Change can be reciprocal. In my case, I have changed a lot since I first entered China.
Sometimes I am amazed on how much I have adapted over the past years. I have been willingly following the Chinese expression 入乡随俗 (ruxiang suisu): When in Rome do as the Romans do; or wherever you are, follow the local customs.
I have never thought it was difficult to adapt to Chinese live. It just came naturally, and since my other half is Chinese as well now, it is easier than ever.
When first coming to Niuji village, one of China’s more rural places, where traditions and old customs are still alive, I was put before a new challenge: Should I stick to my own customs, traditions, and behaviour? Or should I simply adapt to whatever is accepted here and make life easier for everyone? I decided to go with the last one. After all, it was me who was an outsider.
All those years I never run into trouble. Most of the customs and traditions I learned to accept and some of them even appreciate. But there are still a few thorny topics, which make me furious whenever confronted with. One of them is the treatment of animals, especially dogs.
Having a small dog at home, and being a dog lover, it is heart-breaking to see how they treat those poor creatures here in the village. I remember being at a wedding (again) and seeing a half-starved dog limping into the courtyard. He was obviously looking for food. Dirty and filthy, with one insured leg, he tried to get to whatever leftovers where on the floor, but everyone started kicking him, and the kids started to make a game out of hitting him with sticks… No one said anything! This is just one example out of hundreds!
However, even though our best friend’s life in Niuji village is still very hard, things have changed greatly since about two years. All of a sudden people started buying expensive dogs, some to show off, some bigger ones to keep the house safe from unwelcomed guests. Conditions also have changed. You see fewer starved, lonely dogs on the streets.
But what has shocked me (in a good sense) the most, is, when my father-in-law one day came home with a little puppy. First, I thought it was a present for me, as he knew how much I loved dogs. But when I told him, I wouldn’t be able to take care of a dog now, he told me that actually he wanted to keep the dog.
Since then things have changed dramatically in our home. Where before my father-in-law would laugh at me when I told him about keeping the dog clean and giving him a bath once in a while, he will now bath him twice a day. Where my mother-in-law would be disgusted by a dog licking her fingers, she now takes hours to play with him and let him bite her feet.

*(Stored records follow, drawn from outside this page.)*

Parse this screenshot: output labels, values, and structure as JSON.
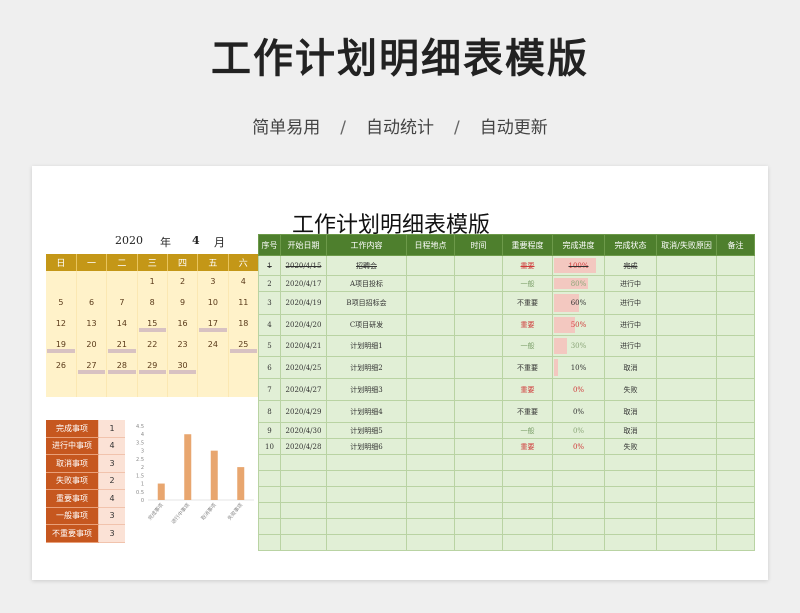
{
  "page_title": "工作计划明细表模版",
  "subtitle": {
    "items": [
      "简单易用",
      "自动统计",
      "自动更新"
    ],
    "separator": "/"
  },
  "sheet_title": "工作计划明细表模版",
  "calendar": {
    "year": "2020",
    "year_label": "年",
    "month": "4",
    "month_label": "月",
    "weekdays": [
      "日",
      "一",
      "二",
      "三",
      "四",
      "五",
      "六"
    ],
    "weeks": [
      [
        "",
        "",
        "",
        "1",
        "2",
        "3",
        "4"
      ],
      [
        "5",
        "6",
        "7",
        "8",
        "9",
        "10",
        "11"
      ],
      [
        "12",
        "13",
        "14",
        "15",
        "16",
        "17",
        "18"
      ],
      [
        "19",
        "20",
        "21",
        "22",
        "23",
        "24",
        "25"
      ],
      [
        "26",
        "27",
        "28",
        "29",
        "30",
        "",
        ""
      ],
      [
        "",
        "",
        "",
        "",
        "",
        "",
        ""
      ]
    ],
    "marked_days": [
      "15",
      "17",
      "19",
      "21",
      "25",
      "27",
      "28",
      "29",
      "30"
    ]
  },
  "summary": [
    {
      "label": "完成事项",
      "value": "1"
    },
    {
      "label": "进行中事项",
      "value": "4"
    },
    {
      "label": "取消事项",
      "value": "3"
    },
    {
      "label": "失败事项",
      "value": "2"
    },
    {
      "label": "重要事项",
      "value": "4"
    },
    {
      "label": "一般事项",
      "value": "3"
    },
    {
      "label": "不重要事项",
      "value": "3"
    }
  ],
  "chart_data": {
    "type": "bar",
    "categories": [
      "完成事项",
      "进行中事项",
      "取消事项",
      "失败事项"
    ],
    "values": [
      1,
      4,
      3,
      2
    ],
    "ylim": [
      0,
      4.5
    ],
    "yticks": [
      "0",
      "0.5",
      "1",
      "1.5",
      "2",
      "2.5",
      "3",
      "3.5",
      "4",
      "4.5"
    ],
    "color": "#e8a66f",
    "title": "",
    "xlabel": "",
    "ylabel": ""
  },
  "table": {
    "headers": [
      "序号",
      "开始日期",
      "工作内容",
      "日程地点",
      "时间",
      "重要程度",
      "完成进度",
      "完成状态",
      "取消/失败原因",
      "备注"
    ],
    "rows": [
      {
        "no": "1",
        "date": "2020/4/15",
        "content": "招聘会",
        "place": "",
        "time": "",
        "importance": "重要",
        "progress": "100%",
        "progress_value": 1.0,
        "status": "完成",
        "reason": "",
        "note": ""
      },
      {
        "no": "2",
        "date": "2020/4/17",
        "content": "A项目投标",
        "place": "",
        "time": "",
        "importance": "一般",
        "progress": "80%",
        "progress_value": 0.8,
        "status": "进行中",
        "reason": "",
        "note": ""
      },
      {
        "no": "3",
        "date": "2020/4/19",
        "content": "B项目招标会",
        "place": "",
        "time": "",
        "importance": "不重要",
        "progress": "60%",
        "progress_value": 0.6,
        "status": "进行中",
        "reason": "",
        "note": ""
      },
      {
        "no": "4",
        "date": "2020/4/20",
        "content": "C项目研发",
        "place": "",
        "time": "",
        "importance": "重要",
        "progress": "50%",
        "progress_value": 0.5,
        "status": "进行中",
        "reason": "",
        "note": ""
      },
      {
        "no": "5",
        "date": "2020/4/21",
        "content": "计划明细1",
        "place": "",
        "time": "",
        "importance": "一般",
        "progress": "30%",
        "progress_value": 0.3,
        "status": "进行中",
        "reason": "",
        "note": ""
      },
      {
        "no": "6",
        "date": "2020/4/25",
        "content": "计划明细2",
        "place": "",
        "time": "",
        "importance": "不重要",
        "progress": "10%",
        "progress_value": 0.1,
        "status": "取消",
        "reason": "",
        "note": ""
      },
      {
        "no": "7",
        "date": "2020/4/27",
        "content": "计划明细3",
        "place": "",
        "time": "",
        "importance": "重要",
        "progress": "0%",
        "progress_value": 0,
        "status": "失败",
        "reason": "",
        "note": ""
      },
      {
        "no": "8",
        "date": "2020/4/29",
        "content": "计划明细4",
        "place": "",
        "time": "",
        "importance": "不重要",
        "progress": "0%",
        "progress_value": 0,
        "status": "取消",
        "reason": "",
        "note": ""
      },
      {
        "no": "9",
        "date": "2020/4/30",
        "content": "计划明细5",
        "place": "",
        "time": "",
        "importance": "一般",
        "progress": "0%",
        "progress_value": 0,
        "status": "取消",
        "reason": "",
        "note": ""
      },
      {
        "no": "10",
        "date": "2020/4/28",
        "content": "计划明细6",
        "place": "",
        "time": "",
        "importance": "重要",
        "progress": "0%",
        "progress_value": 0,
        "status": "失败",
        "reason": "",
        "note": ""
      }
    ],
    "empty_rows": 6
  }
}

They have even started asking me about dog training, and telling the neighbours how great a well-behaved dog is. They finally realized that fluffy fellow is actually a precious new family member.
We still have to work on a few things, but my parents-in-law have changed. They are now open to suggestion and don’t just put them of as crazy foreigner talk. They see the benefits and we slowing manage to immerse two different cultures, and take the best of both.
I am grateful to be part of this journey. Not just did I learn a lot about myself and cultural differences, but also did I learn to adapt the best of a new culture, and mix both into something new.
Did you ever had some similar experience where living in a different country did not just change you, but also changed the people around you?
Latest posts by Anna Z. (see all)
- Why You Need a VPN in China - March 4, 2017
- 10 Best Things You Should Give as a Chinese New Year Gift - January 26, 2017
- “Sheng Da Pang Sunzi 生大胖孙子” The pressure of having a boy in rural China - December 11, 2016
- “Your baby must be cold!” – Comic - December 4, 2016
- The Thing I Wish I Knew Before Marrying into a Chinese Family - November 20, 2016